The confirmation hearings for Supreme Court Justice Brett Kavanaugh taught the world no sexual assault accusation is too old or unfounded for serious attention. We should default to believing claims of sexual misconduct unless and until they fall apart under scrutiny.
The accusation against Kavanaugh involved a woman the justice claims he never met. She says they met in 1982 when they attended separate high schools.
Kavanaugh’s accuser, Christine Blasey Ford, could not remember where she was during the alleged assault. Ford could not produce a witness to confirm she and Kavanaugh met.
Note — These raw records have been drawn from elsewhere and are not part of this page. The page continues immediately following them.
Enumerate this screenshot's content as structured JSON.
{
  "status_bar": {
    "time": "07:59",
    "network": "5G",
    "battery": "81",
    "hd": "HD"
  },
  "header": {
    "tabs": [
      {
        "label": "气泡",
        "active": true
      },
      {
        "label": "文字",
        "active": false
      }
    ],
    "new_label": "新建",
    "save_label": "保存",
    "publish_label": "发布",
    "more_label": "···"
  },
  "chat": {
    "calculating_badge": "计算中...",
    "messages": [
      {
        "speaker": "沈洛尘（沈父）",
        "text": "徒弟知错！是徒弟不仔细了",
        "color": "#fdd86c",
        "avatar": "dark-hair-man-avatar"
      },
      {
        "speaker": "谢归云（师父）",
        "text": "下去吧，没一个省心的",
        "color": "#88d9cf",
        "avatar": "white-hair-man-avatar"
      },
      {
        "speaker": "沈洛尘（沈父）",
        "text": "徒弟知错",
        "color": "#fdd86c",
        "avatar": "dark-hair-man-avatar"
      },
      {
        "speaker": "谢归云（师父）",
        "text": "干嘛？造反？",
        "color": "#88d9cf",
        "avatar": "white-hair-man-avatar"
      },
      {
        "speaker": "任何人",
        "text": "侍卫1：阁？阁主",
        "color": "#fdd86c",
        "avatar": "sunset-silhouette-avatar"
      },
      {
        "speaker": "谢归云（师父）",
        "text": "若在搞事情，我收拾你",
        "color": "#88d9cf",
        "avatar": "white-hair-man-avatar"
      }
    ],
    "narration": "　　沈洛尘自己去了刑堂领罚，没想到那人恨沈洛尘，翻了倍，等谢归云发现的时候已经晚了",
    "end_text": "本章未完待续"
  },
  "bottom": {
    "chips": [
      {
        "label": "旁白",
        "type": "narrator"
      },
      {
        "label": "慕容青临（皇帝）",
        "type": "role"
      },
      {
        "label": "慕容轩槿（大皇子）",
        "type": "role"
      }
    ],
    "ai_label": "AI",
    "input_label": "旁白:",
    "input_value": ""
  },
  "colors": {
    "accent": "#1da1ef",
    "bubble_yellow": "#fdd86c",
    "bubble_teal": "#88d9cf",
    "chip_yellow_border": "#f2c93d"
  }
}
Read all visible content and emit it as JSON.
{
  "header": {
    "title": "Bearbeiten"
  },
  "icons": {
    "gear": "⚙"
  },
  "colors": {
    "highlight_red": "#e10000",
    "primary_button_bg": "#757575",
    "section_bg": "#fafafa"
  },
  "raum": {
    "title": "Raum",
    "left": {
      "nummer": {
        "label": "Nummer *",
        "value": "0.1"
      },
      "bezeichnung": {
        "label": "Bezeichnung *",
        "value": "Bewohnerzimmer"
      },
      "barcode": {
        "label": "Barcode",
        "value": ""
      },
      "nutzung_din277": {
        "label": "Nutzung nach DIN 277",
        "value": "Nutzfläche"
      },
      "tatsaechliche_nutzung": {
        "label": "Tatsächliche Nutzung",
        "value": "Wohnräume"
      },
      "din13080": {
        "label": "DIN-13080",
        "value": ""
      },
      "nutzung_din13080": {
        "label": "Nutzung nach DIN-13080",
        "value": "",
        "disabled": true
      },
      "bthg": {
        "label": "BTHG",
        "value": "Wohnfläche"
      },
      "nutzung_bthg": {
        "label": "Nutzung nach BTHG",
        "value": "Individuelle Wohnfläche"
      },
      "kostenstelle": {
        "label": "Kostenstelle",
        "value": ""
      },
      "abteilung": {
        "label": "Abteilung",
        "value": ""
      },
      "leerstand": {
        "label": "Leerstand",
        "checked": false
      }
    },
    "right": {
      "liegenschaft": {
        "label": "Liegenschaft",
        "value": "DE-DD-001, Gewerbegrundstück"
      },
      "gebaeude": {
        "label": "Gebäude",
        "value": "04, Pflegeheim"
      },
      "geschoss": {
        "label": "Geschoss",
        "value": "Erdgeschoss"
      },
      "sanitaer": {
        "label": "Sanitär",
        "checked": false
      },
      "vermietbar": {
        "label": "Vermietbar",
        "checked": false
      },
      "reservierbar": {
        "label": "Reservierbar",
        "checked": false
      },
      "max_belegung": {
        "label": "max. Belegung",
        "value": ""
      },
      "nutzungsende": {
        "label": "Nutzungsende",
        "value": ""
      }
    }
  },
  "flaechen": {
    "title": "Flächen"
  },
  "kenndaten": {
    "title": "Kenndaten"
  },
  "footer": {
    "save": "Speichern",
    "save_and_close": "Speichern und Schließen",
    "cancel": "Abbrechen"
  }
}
The two witnesses she identified denied knowledge of the party at which the alleged offense occurred.
Despite no shred of evidence to support claims from nearly 40 years ago, Ford’s story played out for weeks on all major news networks and the front pages of newspapers.
After then-candidate Donald Trump boasted in 2016 of grabbing women’s genitals, the media rightly highlighted for weeks the claims of multiple women who came forward with complaints involving sexual misconduct and Trump going back to the 1970s. Trump deserved no pass and received no pass.
Out of Ford’s story emerged the “Me Too” movement, which had the positive influence of lessening the stigma associated with exposing past incidents of sexual abuse. Among heavy hitters telling us to believe accusers was former Vice President Joe Biden.
“For a woman to come forward in the glaring lights of focus, nationally, you’ve got to start off with the presumption that at least the essence of what she’s talking about is real,” Biden said during the Kavanaugh scandal.
That means we must presume Tara Reade’s complaint is real.
Like Ford, Reade recounts a man sexually assaulting her decades ago. That is where the similarities end.
Reade’s alleged perpetrator was not a teenage boy. He was then-U.S. Sen. Joe Biden. Though Ford had no evidence to prove she had met Kavanaugh, Reade worked for Biden.
Though Ford produced no proof suggesting she complained about Kavanaugh in 1982, Reade complained to her mother, a friend, her brother, and several others shortly after the alleged assault in 1993. It was 25 years before the “Me Too” movement, and Reade says she and her mother could not get anyone in the Washington establishment to act on the complaint. Reade’s mother called Larry King on the TV set of CNN in 1993. The mother did not mention sexual assault or Biden, but said her daughter worked for a powerful senator who did something wrong.
“I’m wondering what a staffer would do besides go to the press in Washington?” Reade’s mother asked King. “My daughter has just left there, after working for a prominent senator, and could not get through with her problems at all, and the only thing she could have done was go to the press, and she chose not to do it out of respect for him.”
Unlike Ford, who cannot remember where she encountered Kavanaugh, Reade says Biden assaulted her in a Senate office building.
“It happened all at once, and then ... his hands were on me and underneath my clothes,” Reade said during a March interview with podcast host Katie Halper. “He said ‘Come on, man, I heard you liked me. For me, it was like, everything shattered ... I wanted to be a senator; I didn’t want to sleep with one.”
Though none of this provides a slam-dunk case, it amounts to a considerably stronger story than anything the national media and the rest of the Democratic establishment insisted the public believe when Ford complained about Kavanaugh.
Unlike Kavanaugh, Biden has a well-known history of unwanted advances toward women.
“Biden is not just a hugger,” said Lucy Flores, the former Nevada Democratic assemblywoman who claims Biden violated her with unwanted kissing and touching during a campaign event. At least six other women have come forward with stories about Biden invading personal space with unwanted affection.
“Biden very clearly was invading women’s spaces without their consent in a way that made them feel uncomfortable,” Flores said.
“Does he potentially have the capacity to go beyond that? That’s the answer everyone is trying to get at.”
Despite Reade’s credible claims, and Biden’s advice that we presume sexual assault claims are “real,” the mainstream media pack has taken a pass on the story.
“...mainstream news organizations have mostly avoided it,” explains the Columbia Journalism Review.
“The mainstream media has largely ignored the allegations,” writes columnist Arwa Mahdawi in The Guardian. “Instead there have been headlines like ‘The top 10 women Joe Biden might pick as VP’ (CNN) and ‘Joe Biden’s inner circle: No longer a boy’s club’ (AP).”
Take Biden’s advice. Presume Reade’s story is real and give her the benefit of the doubt extended to Ford. Give Reade’s complaint the attention it warrants.